The Long Goodbye takes a looks at the nature of friendship as well. Marlowe is a loner and too prickly for most people but has an old-fashioned sense of loyalty. The book is littered with dysfunctional and ephemeral relationships and Marlowe’s attempt to befriend the pathetic Terry Lennox causes him both physical and emotional pain. In the end he has to say goodbye to him and to all the other people Terry brought into his life including the beautiful Linda Loring, the only woman the virile but normally celibate Marlowe finally beds. She proposes to him after their one-night stand and he rejects her offer, believing that she is too shallow to make a marriage last. In the coda of that scene is the line that sums up the theme: “To say goodbye is to die a little.”
While The Long Goodbye, like all the private eye novels of that time, is formulaic and clichéd, Chandler writes so well and invests Marlowe with enough empathy and humanity to keep you interested in what happens to him. The genre boundaries don’t confine Chandler, rather they seem to liberate him to say whatever he wants. It’s like Miles Davis playing a pop tune—he finds all the places to go in and around the melody no matter how insipid it might be and thus creates something unique and original.
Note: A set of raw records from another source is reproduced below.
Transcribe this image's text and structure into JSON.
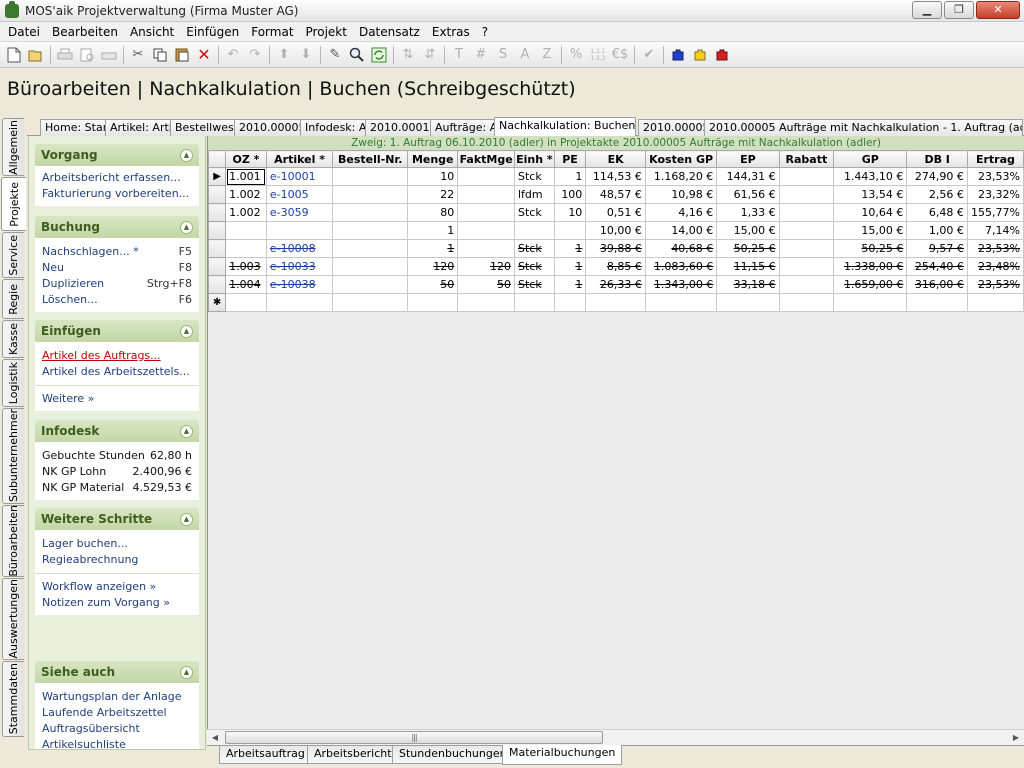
{
  "window": {
    "title": "MOS'aik Projektverwaltung (Firma Muster AG)"
  },
  "menu": [
    "Datei",
    "Bearbeiten",
    "Ansicht",
    "Einfügen",
    "Format",
    "Projekt",
    "Datensatz",
    "Extras",
    "?"
  ],
  "toolbar": {
    "icons": [
      "new-icon",
      "open-icon",
      "print-icon",
      "print-preview-icon",
      "print-setup-icon",
      "cut-icon",
      "copy-icon",
      "paste-icon",
      "delete-icon",
      "undo-icon",
      "redo-icon",
      "move-up-icon",
      "move-down-icon",
      "edit-icon",
      "find-icon",
      "refresh-icon",
      "sort-ascending-icon",
      "sort-descending-icon"
    ],
    "text_buttons": [
      "T",
      "#",
      "S",
      "A",
      "Z",
      "%",
      "1,1.1 1.1,2",
      "€$"
    ]
  },
  "page": {
    "heading": "Büroarbeiten | Nachkalkulation | Buchen (Schreibgeschützt)"
  },
  "vertical_tabs": [
    {
      "label": "Allgemein",
      "active": false
    },
    {
      "label": "Projekte",
      "active": true
    },
    {
      "label": "Service",
      "active": false
    },
    {
      "label": "Regie",
      "active": false
    },
    {
      "label": "Kasse",
      "active": false
    },
    {
      "label": "Logistik",
      "active": false
    },
    {
      "label": "Subunternehmer",
      "active": false
    },
    {
      "label": "Büroarbeiten",
      "active": false
    },
    {
      "label": "Auswertungen",
      "active": false
    },
    {
      "label": "Stammdaten",
      "active": false
    }
  ],
  "doc_tabs": [
    {
      "label": "Home: Start"
    },
    {
      "label": "Artikel: Artikel"
    },
    {
      "label": "Bestellwesen"
    },
    {
      "label": "2010.00005"
    },
    {
      "label": "Infodesk: Auftr"
    },
    {
      "label": "2010.00010"
    },
    {
      "label": "Aufträge: Auftr"
    },
    {
      "label": "Nachkalkulation: Buchen",
      "close": "✕",
      "active": true
    },
    {
      "label": "2010.00005"
    },
    {
      "label": "2010.00005 Aufträge mit Nachkalkulation - 1. Auftrag (adler)",
      "close": "✕"
    }
  ],
  "sidebar": {
    "vorgang": {
      "title": "Vorgang",
      "items": [
        "Arbeitsbericht erfassen...",
        "Fakturierung vorbereiten..."
      ]
    },
    "buchung": {
      "title": "Buchung",
      "items": [
        {
          "label": "Nachschlagen... *",
          "key": "F5"
        },
        {
          "label": "Neu",
          "key": "F8"
        },
        {
          "label": "Duplizieren",
          "key": "Strg+F8"
        },
        {
          "label": "Löschen...",
          "key": "F6"
        }
      ]
    },
    "einfuegen": {
      "title": "Einfügen",
      "items": [
        "Artikel des Auftrags...",
        "Artikel des Arbeitszettels..."
      ],
      "more": "Weitere »"
    },
    "infodesk": {
      "title": "Infodesk",
      "items": [
        {
          "label": "Gebuchte Stunden",
          "value": "62,80 h"
        },
        {
          "label": "NK GP Lohn",
          "value": "2.400,96 €"
        },
        {
          "label": "NK GP Material",
          "value": "4.529,53 €"
        }
      ]
    },
    "weitere": {
      "title": "Weitere Schritte",
      "items": [
        "Lager buchen...",
        "Regieabrechnung"
      ],
      "items2": [
        "Workflow anzeigen »",
        "Notizen zum Vorgang »"
      ]
    },
    "siehe": {
      "title": "Siehe auch",
      "items": [
        "Wartungsplan der Anlage",
        "Laufende Arbeitszettel",
        "Auftragsübersicht",
        "Artikelsuchliste"
      ]
    }
  },
  "grid": {
    "caption": "Zweig: 1. Auftrag 06.10.2010 (adler) in Projektakte 2010.00005 Aufträge mit Nachkalkulation (adler)",
    "columns": [
      "OZ *",
      "Artikel *",
      "Bestell-Nr.",
      "Menge",
      "FaktMge",
      "Einh *",
      "PE",
      "EK",
      "Kosten GP",
      "EP",
      "Rabatt",
      "GP",
      "DB I",
      "Ertrag"
    ],
    "rows": [
      {
        "indicator": "▶",
        "strike": false,
        "cells": [
          "1.001",
          "e-10001",
          "",
          "10",
          "",
          "Stck",
          "1",
          "114,53 €",
          "1.168,20 €",
          "144,31 €",
          "",
          "1.443,10 €",
          "274,90 €",
          "23,53%"
        ]
      },
      {
        "indicator": "",
        "strike": false,
        "cells": [
          "1.002",
          "e-1005",
          "",
          "22",
          "",
          "lfdm",
          "100",
          "48,57 €",
          "10,98 €",
          "61,56 €",
          "",
          "13,54 €",
          "2,56 €",
          "23,32%"
        ]
      },
      {
        "indicator": "",
        "strike": false,
        "cells": [
          "1.002",
          "e-3059",
          "",
          "80",
          "",
          "Stck",
          "10",
          "0,51 €",
          "4,16 €",
          "1,33 €",
          "",
          "10,64 €",
          "6,48 €",
          "155,77%"
        ]
      },
      {
        "indicator": "",
        "strike": false,
        "cells": [
          "",
          "",
          "",
          "1",
          "",
          "",
          "",
          "10,00 €",
          "14,00 €",
          "15,00 €",
          "",
          "15,00 €",
          "1,00 €",
          "7,14%"
        ]
      },
      {
        "indicator": "",
        "strike": true,
        "cells": [
          "",
          "e-10008",
          "",
          "1",
          "",
          "Stck",
          "1",
          "39,88 €",
          "40,68 €",
          "50,25 €",
          "",
          "50,25 €",
          "9,57 €",
          "23,53%"
        ]
      },
      {
        "indicator": "",
        "strike": true,
        "cells": [
          "1.003",
          "e-10033",
          "",
          "120",
          "120",
          "Stck",
          "1",
          "8,85 €",
          "1.083,60 €",
          "11,15 €",
          "",
          "1.338,00 €",
          "254,40 €",
          "23,48%"
        ]
      },
      {
        "indicator": "",
        "strike": true,
        "cells": [
          "1.004",
          "e-10038",
          "",
          "50",
          "50",
          "Stck",
          "1",
          "26,33 €",
          "1.343,00 €",
          "33,18 €",
          "",
          "1.659,00 €",
          "316,00 €",
          "23,53%"
        ]
      },
      {
        "indicator": "✱",
        "strike": false,
        "cells": [
          "",
          "",
          "",
          "",
          "",
          "",
          "",
          "",
          "",
          "",
          "",
          "",
          "",
          ""
        ]
      }
    ]
  },
  "bottom_tabs": [
    {
      "label": "Arbeitsauftrag",
      "active": false
    },
    {
      "label": "Arbeitsbericht",
      "active": false
    },
    {
      "label": "Stundenbuchungen",
      "active": false
    },
    {
      "label": "Materialbuchungen",
      "active": true
    }
  ]
}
Much of Chandler’s work (and Dashiell Hammett’s as well) is full of casual racism that is sometimes shocking to the modern ear. These men—the writers and their character mouthpieces—were surely products of their time and their language reflects that. Marlowe is too cynical and at the same time too honorable to be genuinely racist. That is, he judges everyone by the same standards regardless of their skin color. Nonetheless he refers to Candy—the butler, who is from Chile—as a “Mex” throughout the book even after he is corrected. He and Candy actually part amicably however, having earned each other’s respect, while all the rich whites turn out to be horrible people! It’s a funny world Marlowe inhabits. And speaking of funny, Chandler manages to infuse his sordid story with quite a bit of humor, especially in the dialogue:
“Who’s your buddy? ” I asked him.
“Big Willie Magoon,” he said thickly. “A vice squad bimbo. He thinks he’s tough.”
“You mean he isn’t sure?” I asked him politely.
I’ve been experiencing my own long goodbye this summer. I retired from a thirty-year career in teaching in June and have spent the last few months doing mostly nothing. School is back in session and I must say I miss the fun parts. At least I knew what I had to do Monday through Friday! I’m looking forward to building a new life, one that doesn’t revolve around a job, but it has been surprisingly difficult to shed Mr. O’Connor. It’s like trying to take the “corned” out of “corned beef.” You have to keep changing the water in the pot before all the brine is leached out. I’m getting there, and doing my best to enjoy the journey. Reading my new book was like a batch of fresh water—the salt is almost gone. And I think I’ve stretched the simile to its breaking point.
Thanks for the present, Uncle John. You knew just what I needed. It figures—you’re a retired teacher, too!